Twenty years ago, I developed a program for “Living Losses” – a grief we feel where there is not a physical death, but a significant loss nonetheless. A living loss could be for missing or estranged children, family or friends lost to drug or alcohol addiction, a divorce, debilitating accident, illness or disability. It could also be for the loss of a home, a job, a passing season of life or a sense of normalcy – as we are all facing in the time of COVID-19.
These losses can be so paralyzing that they derail our lives. Or they can become a source of newfound strength, faith, courage and resilience. What can those of us who are suffering from living losses do to become the better version of ourselves? Help our loved ones? And discern what, if anything, we can do to salvage their future?

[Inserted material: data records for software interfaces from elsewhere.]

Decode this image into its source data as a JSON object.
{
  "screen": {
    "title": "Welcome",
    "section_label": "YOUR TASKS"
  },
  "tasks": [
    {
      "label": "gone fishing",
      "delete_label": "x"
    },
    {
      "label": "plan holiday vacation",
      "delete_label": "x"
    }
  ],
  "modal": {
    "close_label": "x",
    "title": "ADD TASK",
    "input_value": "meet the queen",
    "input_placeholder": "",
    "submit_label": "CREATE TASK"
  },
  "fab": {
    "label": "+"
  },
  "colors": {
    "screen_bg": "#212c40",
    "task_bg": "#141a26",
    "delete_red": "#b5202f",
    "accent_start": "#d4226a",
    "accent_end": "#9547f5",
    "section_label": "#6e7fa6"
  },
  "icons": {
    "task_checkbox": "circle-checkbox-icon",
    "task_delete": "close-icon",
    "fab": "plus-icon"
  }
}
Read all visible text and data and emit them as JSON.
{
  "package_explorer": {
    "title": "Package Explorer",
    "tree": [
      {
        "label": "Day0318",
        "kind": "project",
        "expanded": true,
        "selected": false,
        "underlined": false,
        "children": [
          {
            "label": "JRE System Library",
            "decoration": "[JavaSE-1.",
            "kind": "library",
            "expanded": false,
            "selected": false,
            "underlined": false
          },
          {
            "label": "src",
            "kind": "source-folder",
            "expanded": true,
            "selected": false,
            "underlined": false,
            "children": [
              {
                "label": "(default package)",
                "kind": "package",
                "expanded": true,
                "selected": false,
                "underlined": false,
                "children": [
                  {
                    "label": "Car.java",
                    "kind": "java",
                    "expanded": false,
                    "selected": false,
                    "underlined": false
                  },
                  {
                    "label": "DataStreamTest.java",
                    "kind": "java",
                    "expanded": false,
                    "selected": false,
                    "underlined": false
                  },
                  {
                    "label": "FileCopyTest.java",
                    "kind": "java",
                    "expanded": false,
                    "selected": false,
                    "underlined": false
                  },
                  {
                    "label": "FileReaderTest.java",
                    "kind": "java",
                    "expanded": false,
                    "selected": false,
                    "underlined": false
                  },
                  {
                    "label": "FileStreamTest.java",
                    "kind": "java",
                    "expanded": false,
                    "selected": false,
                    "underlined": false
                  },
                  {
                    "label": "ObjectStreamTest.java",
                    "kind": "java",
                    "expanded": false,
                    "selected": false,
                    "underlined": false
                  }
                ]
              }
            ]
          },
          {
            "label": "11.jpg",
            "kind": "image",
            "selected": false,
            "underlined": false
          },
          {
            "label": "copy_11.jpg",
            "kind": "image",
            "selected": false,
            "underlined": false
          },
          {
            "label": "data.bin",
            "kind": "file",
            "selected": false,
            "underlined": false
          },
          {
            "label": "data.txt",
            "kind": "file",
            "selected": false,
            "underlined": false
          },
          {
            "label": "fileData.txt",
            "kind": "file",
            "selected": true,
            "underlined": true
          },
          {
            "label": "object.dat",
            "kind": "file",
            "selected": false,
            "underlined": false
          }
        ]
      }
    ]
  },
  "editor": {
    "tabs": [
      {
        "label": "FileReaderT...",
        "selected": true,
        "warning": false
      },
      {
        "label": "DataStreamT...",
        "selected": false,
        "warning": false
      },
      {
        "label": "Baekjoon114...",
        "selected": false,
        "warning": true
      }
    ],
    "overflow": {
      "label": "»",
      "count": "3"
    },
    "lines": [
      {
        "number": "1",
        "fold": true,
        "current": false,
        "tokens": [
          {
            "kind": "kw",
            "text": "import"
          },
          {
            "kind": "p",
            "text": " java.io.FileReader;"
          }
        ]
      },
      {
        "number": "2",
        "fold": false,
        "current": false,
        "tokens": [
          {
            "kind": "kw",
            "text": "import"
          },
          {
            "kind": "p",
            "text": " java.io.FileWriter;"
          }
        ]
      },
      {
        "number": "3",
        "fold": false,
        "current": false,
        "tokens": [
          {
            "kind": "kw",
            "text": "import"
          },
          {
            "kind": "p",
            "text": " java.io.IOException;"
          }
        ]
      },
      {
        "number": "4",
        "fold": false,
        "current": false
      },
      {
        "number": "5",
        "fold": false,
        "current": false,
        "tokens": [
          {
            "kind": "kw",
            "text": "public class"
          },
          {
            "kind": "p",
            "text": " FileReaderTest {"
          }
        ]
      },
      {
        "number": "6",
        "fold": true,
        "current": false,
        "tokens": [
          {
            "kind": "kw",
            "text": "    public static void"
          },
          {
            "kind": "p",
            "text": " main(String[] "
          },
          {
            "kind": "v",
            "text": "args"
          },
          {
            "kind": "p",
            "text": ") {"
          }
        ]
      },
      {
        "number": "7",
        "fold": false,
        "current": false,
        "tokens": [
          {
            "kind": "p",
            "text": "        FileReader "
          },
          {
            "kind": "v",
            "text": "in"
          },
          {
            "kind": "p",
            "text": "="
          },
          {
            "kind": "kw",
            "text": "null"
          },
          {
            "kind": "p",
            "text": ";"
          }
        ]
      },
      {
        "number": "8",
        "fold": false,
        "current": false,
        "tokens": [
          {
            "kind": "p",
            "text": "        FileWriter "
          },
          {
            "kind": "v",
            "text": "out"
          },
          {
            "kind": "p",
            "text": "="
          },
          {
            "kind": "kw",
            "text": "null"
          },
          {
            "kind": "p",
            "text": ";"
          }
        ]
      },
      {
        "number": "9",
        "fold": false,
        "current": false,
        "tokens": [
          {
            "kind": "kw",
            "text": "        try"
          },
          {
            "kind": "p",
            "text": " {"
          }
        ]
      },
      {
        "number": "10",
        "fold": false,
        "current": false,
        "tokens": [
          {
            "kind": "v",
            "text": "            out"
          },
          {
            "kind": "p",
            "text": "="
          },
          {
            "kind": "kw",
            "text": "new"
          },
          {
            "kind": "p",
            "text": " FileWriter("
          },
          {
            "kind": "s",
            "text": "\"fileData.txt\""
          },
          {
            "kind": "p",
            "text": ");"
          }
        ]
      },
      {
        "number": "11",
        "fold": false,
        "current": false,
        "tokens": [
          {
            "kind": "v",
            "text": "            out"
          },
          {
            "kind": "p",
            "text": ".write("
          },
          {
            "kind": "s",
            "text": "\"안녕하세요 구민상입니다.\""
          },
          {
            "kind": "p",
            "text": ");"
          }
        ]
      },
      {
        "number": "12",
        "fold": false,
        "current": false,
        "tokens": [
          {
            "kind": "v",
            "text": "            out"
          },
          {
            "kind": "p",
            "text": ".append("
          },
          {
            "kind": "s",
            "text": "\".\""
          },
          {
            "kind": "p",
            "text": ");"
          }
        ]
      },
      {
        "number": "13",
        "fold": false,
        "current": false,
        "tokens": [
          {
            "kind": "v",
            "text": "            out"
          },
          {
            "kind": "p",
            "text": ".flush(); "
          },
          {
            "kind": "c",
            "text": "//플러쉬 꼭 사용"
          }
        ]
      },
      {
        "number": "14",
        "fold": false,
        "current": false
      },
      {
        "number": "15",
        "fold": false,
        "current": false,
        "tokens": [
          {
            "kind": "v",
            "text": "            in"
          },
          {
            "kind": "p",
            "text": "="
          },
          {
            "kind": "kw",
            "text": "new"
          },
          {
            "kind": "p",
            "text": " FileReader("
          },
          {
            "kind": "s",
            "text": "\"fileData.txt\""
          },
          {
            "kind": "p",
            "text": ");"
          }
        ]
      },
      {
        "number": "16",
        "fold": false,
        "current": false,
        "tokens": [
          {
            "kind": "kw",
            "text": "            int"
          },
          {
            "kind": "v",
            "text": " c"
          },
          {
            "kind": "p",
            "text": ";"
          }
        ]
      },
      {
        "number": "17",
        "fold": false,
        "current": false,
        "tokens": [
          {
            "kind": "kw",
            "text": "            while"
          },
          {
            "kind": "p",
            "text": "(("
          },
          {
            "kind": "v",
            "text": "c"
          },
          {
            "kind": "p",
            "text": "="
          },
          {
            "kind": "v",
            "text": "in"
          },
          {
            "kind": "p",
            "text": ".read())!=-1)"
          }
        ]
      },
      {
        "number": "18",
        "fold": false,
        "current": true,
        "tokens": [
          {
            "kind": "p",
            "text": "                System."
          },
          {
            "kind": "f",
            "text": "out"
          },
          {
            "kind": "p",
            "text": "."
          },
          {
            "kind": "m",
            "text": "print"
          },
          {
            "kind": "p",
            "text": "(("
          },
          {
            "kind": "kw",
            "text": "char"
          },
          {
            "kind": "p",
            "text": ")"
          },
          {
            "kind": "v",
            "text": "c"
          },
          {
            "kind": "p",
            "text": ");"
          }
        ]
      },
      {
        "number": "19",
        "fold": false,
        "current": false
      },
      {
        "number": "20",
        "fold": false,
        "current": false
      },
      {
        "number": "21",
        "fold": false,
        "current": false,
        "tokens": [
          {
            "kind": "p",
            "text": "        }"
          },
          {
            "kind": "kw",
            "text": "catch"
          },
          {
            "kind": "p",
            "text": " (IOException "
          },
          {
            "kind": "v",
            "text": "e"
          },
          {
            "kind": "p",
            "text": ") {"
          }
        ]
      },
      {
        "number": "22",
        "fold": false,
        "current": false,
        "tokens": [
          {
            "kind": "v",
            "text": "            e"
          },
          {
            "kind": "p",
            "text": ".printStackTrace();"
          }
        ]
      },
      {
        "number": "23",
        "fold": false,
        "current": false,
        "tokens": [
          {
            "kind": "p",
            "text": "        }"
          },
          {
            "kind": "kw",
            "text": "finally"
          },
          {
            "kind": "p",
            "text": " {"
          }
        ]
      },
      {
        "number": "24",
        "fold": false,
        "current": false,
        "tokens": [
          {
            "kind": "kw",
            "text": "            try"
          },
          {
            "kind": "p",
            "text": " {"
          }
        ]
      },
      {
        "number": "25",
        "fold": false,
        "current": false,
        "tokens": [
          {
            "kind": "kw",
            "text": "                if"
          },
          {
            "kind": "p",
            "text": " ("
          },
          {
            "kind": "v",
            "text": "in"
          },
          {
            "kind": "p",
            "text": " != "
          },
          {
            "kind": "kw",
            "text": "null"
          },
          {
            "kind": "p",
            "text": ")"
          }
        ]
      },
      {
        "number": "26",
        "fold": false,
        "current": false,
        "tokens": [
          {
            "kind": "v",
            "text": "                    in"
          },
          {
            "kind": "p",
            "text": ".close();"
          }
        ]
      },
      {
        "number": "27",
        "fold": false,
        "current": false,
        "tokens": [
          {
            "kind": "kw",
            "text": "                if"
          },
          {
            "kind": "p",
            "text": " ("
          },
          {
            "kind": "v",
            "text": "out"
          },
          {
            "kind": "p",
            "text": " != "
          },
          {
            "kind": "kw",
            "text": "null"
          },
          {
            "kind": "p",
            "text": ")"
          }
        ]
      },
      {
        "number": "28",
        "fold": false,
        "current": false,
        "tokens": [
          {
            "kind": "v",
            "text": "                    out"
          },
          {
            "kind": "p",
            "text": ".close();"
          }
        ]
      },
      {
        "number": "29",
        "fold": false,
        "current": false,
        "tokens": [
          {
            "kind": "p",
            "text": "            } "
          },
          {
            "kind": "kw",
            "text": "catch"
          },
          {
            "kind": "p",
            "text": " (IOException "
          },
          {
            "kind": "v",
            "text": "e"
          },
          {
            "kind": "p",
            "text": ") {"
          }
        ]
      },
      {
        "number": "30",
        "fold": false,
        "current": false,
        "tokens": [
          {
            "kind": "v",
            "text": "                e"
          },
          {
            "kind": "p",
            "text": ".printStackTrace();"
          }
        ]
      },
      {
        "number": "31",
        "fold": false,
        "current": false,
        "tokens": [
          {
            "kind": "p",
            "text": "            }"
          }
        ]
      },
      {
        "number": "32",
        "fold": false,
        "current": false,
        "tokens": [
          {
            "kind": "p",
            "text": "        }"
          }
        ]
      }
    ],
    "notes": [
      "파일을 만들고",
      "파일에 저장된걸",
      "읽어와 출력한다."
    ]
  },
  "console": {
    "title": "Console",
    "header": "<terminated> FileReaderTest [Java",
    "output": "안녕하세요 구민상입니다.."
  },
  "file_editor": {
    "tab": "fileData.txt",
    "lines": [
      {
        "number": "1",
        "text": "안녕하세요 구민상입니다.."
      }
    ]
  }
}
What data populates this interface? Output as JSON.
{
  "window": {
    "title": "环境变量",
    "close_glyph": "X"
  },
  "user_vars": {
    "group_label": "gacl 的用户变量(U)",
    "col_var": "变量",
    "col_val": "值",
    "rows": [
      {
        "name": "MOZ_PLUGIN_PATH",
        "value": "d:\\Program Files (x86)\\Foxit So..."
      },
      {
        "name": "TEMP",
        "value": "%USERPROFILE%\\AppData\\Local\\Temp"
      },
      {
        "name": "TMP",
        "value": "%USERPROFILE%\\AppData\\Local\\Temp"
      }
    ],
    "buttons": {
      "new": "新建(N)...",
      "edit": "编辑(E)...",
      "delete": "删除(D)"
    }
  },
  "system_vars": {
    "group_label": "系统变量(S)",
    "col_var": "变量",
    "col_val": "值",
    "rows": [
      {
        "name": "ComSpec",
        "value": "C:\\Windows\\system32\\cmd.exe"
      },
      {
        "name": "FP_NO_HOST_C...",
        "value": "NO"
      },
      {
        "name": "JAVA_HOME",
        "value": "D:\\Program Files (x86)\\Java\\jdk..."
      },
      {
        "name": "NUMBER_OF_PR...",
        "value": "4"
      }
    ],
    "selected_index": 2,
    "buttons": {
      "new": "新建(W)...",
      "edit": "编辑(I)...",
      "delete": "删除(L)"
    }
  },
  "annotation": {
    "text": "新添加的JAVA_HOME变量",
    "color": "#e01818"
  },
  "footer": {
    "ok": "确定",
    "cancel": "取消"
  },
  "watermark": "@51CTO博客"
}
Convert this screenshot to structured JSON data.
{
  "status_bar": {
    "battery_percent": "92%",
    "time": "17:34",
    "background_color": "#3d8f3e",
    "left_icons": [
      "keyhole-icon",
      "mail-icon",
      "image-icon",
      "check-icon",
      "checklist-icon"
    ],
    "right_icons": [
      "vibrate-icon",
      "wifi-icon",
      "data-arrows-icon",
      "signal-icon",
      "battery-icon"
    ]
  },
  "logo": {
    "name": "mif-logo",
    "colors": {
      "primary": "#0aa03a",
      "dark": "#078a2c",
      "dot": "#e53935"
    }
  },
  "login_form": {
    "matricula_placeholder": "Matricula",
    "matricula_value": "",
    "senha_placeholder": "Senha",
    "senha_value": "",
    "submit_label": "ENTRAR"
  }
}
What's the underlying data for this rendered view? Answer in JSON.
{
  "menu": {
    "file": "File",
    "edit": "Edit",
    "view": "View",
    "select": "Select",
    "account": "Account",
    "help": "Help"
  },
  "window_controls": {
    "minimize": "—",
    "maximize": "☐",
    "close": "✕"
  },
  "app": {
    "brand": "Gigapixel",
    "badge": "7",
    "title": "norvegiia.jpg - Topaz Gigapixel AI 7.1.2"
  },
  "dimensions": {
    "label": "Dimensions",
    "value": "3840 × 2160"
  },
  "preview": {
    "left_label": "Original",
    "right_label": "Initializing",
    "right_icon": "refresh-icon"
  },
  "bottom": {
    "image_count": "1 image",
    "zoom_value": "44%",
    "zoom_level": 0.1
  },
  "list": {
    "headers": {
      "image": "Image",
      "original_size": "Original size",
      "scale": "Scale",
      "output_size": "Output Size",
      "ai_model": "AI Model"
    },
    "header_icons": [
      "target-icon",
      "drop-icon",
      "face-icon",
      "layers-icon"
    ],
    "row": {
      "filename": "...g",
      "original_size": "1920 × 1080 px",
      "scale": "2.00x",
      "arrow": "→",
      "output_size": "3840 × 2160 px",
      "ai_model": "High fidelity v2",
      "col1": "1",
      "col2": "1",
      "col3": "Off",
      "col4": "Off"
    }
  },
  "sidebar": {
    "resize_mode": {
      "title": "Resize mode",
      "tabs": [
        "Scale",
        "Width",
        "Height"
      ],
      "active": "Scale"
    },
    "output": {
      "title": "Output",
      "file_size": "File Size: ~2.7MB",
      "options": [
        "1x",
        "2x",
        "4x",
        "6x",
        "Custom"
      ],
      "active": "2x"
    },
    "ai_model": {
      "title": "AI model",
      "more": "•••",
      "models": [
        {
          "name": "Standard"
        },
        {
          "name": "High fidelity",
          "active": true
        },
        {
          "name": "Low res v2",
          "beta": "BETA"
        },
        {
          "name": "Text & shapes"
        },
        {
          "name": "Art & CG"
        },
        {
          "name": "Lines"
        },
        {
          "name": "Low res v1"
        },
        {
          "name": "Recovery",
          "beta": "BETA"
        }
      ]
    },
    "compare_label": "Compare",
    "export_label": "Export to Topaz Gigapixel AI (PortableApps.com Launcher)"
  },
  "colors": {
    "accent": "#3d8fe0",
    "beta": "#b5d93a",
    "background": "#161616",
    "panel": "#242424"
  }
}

Here are some things we can do to take care of ourselves, “process” our grief, remove ourselves from the torture chamber of guilt and summon the strength we need to adjust to a completely unfamiliar new normal — or to fight our way back into our lives.
- Become Your Own Best Supporter
You are grieving! Having suffered a terrible loss, your world has been turned inside out and upside down. Standing in the ashes of your “old normal,” you’re likely feeling lost and scared. Worried about yourself and not sure how to go forward, your mind is in search mode as you’re trying to lessen the pain and anguish. This is a time when people can become their own worst critic, shaming and faulting themselves for being so “screwed up,” or their own best friend, patiently supporting, encouraging, assuring and bolstering themselves with kindness and understanding.
- Surround Yourself with Loving Support
Trusted confidants who can listen without judgement, provide actual support and stand by you patiently as you explore the “new normal” are an essential part of healing after loss. Avoid people who offer unsolicited advice, put a psychological or religious spin on everything and try to “figure out, fix and rescue you from your sorrow. The people with whom it is safe to vent your feelings are the best.
- Find Peer-Support and Education from Folks in Your New Tribe
Resources exist in most of our communities for peer support and education. These resources now exist online as well. Support groups directly address the inner and outer challenges of living losses described above offer resource and information-sharing, experiential learning and community advocacy.
You will quickly learn that you’re not alone! We all have much to learn about living with and promoting the kinds of things that reduce and/or prevent them. There are devoted, knowledgeable experts in almost every community whose support can be invaluable. But we also have one another. Peer support and education can make all the difference. Or, as I like to say, “Hope Loves Company.”
- Adopt Self-Help Practices
We also have the amazing ability to help ourselves. How we do this is the core of my book, The Real Rules of Life. By taking exceptionally good care of ourselves, getting the help and support we need, learning more about how to cope with the pain, sorrow, anger, fear and frustration that come with a living loss, we can fight our way back into life stronger and smarter than ever.
Becoming our own best friend and supporter also means freeing ourselves of the debilitating blame, guilt, judgment and punishment that many of us have unknowingly turned against ourselves. Learning to treat ourselves with kindness, patience, self-compassion, forgiveness, encouragement and understanding is the key. Each of us is human — and a work in progress. Helping ourselves changes everything.
- Get Professional Help if Needed
Getting professional help from a qualified therapist, counselor, coach or spiritual advisor/ clergy can make all the difference as a complement to the other options mentioned above.
We don’t get to play God in this life. No matter how healthy, wealthy or wise we become, there will always be things that are beyond our ability to control, understand and move through. We can, however, learn to live valiantly, humbly and honorably in the face of life’s most devastating living losses, setbacks and tragedies.
We can summon the strength to face each day as it comes, doing the best we can, working hard to help ourselves create the best of all possible futures. This takes time, patience, faith, humility and courage.
Rising out of the ashes of a living loss, mobilizing resources and fighting our way back into life is how we grow our souls. This triumph of the human spirit happens one breath at a time when we allow self-compassion and kindness to guide our path forward.